START DATA PROVIDED
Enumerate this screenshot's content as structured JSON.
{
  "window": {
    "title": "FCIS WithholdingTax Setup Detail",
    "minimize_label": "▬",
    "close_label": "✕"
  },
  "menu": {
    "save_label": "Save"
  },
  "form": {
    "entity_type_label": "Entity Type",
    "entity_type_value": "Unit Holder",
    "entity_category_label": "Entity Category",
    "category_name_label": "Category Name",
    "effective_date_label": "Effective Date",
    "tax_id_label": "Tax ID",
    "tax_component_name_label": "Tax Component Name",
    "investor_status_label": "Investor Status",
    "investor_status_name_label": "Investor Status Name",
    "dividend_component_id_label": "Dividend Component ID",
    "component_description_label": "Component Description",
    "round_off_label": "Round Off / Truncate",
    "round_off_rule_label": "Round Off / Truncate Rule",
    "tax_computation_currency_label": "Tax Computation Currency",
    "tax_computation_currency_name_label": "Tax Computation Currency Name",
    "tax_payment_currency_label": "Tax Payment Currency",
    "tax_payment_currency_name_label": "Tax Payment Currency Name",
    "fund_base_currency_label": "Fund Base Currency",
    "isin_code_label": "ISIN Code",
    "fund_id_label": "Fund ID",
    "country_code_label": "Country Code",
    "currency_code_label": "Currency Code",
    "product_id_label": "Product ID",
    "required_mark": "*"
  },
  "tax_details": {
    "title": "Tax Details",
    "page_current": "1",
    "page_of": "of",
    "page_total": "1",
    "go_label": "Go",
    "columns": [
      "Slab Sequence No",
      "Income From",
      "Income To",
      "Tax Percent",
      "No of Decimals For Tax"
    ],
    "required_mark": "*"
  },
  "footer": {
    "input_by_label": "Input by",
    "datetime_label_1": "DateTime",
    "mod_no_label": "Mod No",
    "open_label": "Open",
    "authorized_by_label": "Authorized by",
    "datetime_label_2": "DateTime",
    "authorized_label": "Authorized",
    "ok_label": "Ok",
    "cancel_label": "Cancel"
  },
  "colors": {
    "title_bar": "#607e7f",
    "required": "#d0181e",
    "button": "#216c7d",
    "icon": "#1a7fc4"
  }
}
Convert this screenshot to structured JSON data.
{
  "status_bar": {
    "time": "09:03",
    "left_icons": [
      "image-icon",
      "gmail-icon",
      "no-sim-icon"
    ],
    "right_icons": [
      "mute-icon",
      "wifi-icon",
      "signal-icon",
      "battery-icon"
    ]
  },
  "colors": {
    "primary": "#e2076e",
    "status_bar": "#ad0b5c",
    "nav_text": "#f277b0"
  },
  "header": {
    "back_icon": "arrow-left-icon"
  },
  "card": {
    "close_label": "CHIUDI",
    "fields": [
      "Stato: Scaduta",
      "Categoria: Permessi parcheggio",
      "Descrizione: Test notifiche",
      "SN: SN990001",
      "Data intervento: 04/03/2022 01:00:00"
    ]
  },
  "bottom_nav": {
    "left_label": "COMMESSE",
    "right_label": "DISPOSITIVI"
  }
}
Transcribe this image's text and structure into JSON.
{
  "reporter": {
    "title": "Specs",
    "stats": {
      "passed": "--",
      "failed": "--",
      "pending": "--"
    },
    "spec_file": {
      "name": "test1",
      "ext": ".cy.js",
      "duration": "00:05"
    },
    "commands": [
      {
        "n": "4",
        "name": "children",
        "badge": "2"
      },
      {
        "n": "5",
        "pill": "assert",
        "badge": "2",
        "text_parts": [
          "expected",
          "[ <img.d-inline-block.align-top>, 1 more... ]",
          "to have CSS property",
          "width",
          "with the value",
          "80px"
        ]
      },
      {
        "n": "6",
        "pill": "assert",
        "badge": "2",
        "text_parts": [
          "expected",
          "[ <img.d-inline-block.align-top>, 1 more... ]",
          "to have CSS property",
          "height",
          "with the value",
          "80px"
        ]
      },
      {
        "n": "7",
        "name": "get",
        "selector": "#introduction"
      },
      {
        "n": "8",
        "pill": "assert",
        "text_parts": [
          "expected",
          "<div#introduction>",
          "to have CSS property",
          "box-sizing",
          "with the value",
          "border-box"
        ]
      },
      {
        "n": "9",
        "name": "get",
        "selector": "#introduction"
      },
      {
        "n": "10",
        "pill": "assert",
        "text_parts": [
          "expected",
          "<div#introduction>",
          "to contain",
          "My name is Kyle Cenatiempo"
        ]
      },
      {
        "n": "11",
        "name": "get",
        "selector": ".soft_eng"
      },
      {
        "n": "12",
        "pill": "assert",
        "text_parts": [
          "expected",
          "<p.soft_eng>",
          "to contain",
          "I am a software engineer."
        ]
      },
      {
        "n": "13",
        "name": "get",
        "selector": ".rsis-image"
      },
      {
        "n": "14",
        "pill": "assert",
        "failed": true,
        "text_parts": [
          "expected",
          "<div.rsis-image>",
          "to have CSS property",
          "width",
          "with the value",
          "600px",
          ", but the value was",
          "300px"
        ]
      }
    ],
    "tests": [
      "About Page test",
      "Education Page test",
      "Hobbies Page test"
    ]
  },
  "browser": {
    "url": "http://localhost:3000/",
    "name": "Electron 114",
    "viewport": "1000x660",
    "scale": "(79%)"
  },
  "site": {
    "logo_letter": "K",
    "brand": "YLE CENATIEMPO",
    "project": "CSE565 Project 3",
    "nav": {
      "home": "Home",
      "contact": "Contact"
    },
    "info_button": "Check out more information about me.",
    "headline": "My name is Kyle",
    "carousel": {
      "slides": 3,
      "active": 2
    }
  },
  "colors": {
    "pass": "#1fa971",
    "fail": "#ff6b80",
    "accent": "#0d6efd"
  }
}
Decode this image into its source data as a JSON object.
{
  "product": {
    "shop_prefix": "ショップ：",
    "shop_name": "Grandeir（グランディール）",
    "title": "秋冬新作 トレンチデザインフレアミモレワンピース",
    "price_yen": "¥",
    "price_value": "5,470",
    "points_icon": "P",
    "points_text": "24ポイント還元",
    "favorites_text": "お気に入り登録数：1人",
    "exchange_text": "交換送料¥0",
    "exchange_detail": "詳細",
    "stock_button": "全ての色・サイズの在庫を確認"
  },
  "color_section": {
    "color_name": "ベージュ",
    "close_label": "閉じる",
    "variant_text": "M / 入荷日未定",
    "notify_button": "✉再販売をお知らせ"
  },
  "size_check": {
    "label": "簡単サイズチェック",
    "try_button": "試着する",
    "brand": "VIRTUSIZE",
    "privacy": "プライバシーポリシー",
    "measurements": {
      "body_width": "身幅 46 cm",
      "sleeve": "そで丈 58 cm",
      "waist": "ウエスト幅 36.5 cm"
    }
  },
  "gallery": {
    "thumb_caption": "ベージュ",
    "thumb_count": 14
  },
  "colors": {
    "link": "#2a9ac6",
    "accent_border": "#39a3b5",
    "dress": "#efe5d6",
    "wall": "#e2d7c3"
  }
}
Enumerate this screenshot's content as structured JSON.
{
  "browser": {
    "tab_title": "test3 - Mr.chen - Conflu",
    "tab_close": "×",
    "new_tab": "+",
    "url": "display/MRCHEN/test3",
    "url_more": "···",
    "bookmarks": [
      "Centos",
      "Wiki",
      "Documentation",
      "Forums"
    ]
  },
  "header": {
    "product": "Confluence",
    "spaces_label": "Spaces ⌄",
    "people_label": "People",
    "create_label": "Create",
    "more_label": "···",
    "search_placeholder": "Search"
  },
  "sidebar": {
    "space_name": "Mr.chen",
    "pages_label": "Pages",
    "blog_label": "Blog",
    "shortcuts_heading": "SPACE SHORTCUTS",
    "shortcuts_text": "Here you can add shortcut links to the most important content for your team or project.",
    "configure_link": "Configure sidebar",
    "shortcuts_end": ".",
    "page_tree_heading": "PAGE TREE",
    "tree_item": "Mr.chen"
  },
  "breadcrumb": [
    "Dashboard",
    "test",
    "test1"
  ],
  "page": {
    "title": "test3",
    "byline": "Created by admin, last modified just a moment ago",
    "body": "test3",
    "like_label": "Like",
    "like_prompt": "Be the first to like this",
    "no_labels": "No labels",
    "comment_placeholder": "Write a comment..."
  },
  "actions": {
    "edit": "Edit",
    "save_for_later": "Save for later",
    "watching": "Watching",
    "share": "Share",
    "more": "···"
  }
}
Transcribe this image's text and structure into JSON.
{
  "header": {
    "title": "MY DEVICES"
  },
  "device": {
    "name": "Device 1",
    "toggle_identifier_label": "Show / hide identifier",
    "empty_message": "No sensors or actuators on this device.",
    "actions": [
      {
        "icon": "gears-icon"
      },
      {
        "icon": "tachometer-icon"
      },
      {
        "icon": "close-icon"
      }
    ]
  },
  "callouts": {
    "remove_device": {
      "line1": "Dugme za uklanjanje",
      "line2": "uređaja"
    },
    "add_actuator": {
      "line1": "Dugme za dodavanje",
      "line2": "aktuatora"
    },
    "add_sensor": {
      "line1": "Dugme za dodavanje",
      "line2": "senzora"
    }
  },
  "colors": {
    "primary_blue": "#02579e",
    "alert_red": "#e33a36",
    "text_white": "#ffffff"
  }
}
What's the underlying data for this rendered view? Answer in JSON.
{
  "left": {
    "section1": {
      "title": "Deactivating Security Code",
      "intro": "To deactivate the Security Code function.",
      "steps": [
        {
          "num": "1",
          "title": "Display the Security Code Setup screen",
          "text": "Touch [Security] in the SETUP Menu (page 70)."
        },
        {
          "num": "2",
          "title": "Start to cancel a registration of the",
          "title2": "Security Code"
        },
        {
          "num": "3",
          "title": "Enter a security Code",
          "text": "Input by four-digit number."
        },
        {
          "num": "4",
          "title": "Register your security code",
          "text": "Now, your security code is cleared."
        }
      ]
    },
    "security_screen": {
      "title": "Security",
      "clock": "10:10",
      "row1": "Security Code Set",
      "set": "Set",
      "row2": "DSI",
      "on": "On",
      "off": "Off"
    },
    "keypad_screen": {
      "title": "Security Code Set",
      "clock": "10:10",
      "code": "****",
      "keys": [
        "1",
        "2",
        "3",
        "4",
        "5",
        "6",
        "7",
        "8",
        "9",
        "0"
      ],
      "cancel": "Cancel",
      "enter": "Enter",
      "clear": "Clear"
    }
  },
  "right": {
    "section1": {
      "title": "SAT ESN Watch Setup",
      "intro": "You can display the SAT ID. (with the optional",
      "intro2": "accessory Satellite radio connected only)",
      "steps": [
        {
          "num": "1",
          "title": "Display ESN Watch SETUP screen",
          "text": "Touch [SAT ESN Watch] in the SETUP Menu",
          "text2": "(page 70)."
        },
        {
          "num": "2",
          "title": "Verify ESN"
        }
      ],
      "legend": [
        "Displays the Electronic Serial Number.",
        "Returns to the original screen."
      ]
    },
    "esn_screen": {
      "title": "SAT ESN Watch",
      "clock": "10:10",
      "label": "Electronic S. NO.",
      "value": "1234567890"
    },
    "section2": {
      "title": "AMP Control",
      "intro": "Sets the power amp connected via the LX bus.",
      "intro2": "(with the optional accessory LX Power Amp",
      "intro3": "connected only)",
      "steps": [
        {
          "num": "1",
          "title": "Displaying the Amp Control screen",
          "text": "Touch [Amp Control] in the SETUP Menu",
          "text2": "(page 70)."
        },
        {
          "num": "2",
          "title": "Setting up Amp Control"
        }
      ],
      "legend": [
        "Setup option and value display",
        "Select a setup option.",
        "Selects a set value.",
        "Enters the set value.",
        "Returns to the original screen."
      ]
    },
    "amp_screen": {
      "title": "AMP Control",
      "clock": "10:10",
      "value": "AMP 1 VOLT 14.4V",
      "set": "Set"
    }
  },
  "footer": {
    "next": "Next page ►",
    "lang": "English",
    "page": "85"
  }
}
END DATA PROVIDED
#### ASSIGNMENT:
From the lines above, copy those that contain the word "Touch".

#### SOLVED PROBLEM:
          "text": "Touch [Security] in the SETUP Menu (page 70)."
          "text": "Touch [SAT ESN Watch] in the SETUP Menu",
          "text": "Touch [Amp Control] in the SETUP Menu",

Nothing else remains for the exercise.